Molecular clouds in which ice particles exist are found in relatively high gas density areas of space, but even then the molecular density is around 105 cm-3, an ultrahigh vacuum in comparison with atmospheric pressure on earth (1019 cm-3). In order to recreate the molecular cloud ice particles in the laboratory we use a metal plate installed inside an ultrahigh vacuum experimental apparatus, such as that shown in Fig. 2. The metal surface is cooled by a cryostat to around -263°C, and used to produce analogues of cosmic ice particles (an ice membrane). Ice formed using this method does not form ice crystals such as those seen on earth, but rather the arrangement of water molecules creates an irregular amorphous structure (Fig. 3). We know from astronomical observation that the ice particles in the molecular clouds also have the amorphous structure. Primordial molecules (CO etc.) are vapor deposited on the ice membrane thus formed, and processes that take place in space (hydrogen atomic and UV irradiation) are applied. By measuring changes to molecular composition and the energy condition of the molecules formed at that time, we are able to determine what kind of molecules may be created, and look in detail at the physical and chemical phenomena occurring on the ice surface. We mainly use an infrared absorption spectrometer and the type of laser device shown in Fig. 4 for measurement. In this way, we are able to detect even a small number of molecules on the ice surface.

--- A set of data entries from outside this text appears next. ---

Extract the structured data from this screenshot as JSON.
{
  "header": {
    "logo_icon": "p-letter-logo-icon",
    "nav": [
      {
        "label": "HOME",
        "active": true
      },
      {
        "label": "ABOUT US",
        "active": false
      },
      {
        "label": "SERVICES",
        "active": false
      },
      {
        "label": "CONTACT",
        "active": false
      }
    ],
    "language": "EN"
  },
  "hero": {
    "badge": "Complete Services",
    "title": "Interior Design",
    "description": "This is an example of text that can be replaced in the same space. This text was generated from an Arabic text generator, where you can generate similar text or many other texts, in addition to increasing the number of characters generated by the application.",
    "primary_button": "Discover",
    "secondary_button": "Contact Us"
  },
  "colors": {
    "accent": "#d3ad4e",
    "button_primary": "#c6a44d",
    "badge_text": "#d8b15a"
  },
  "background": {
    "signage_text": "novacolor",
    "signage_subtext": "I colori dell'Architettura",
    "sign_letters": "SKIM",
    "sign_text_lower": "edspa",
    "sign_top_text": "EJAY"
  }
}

Fig. 2 Ultra-high vacuum experiment device. Ice is formed at -263°C inside this equipment.

Fig. 3 Pattern diagram of ice structure (the blue dots are water molecules). Upper diagram: Ice crystals found on earth (Ih). Lower diagram: amorphous structure. Ice particles in the molecular cloud and cryogenic ice made in the ultra-high vacuum equipment has an amorphous structure.

Fig. 4 Wavelength tunable dye laser device. Detects minute molecules, and can measure the energy state of molecules.



What areas of your research are particularly interesting?

In particular, the phenomena that we first see in the experiments that could not take place in the natural world on earth, but only in cryogenic space. The question of how complex molecules could have got in the space environment before stars and planets were born is one of the fundamental questions for mankind. Cosmic ice particles are thought to be the origin of complex organic molecules such as amino acids, but we still do not understand the details of atomic and molecular processes that take place on low-temperature ice surfaces. When we carry out these experiments, unexpected reactions occur, or things we expected to happen do not. In this way, our research is important not only for astronomy and earth and planetary sciences, but also fascinating for the worlds of physics and chemistry.


What does the future hold in terms of this research?

I am basically physicist, but our field currently has researchers who are chemists, astronomers, and specialists in earth and planetary sciences and engineering. Based on the specialist knowledge of each of these people, I hope that we can press ahead with multidisciplinary research, stimulating one another. This offers many complex, significant possibilities. Regardless of your major as a university student, if you have an awareness of your objectives and knowledge of basic science, you will be able to start from scratch at graduate school in this field. I look forward to meeting many of you in the future!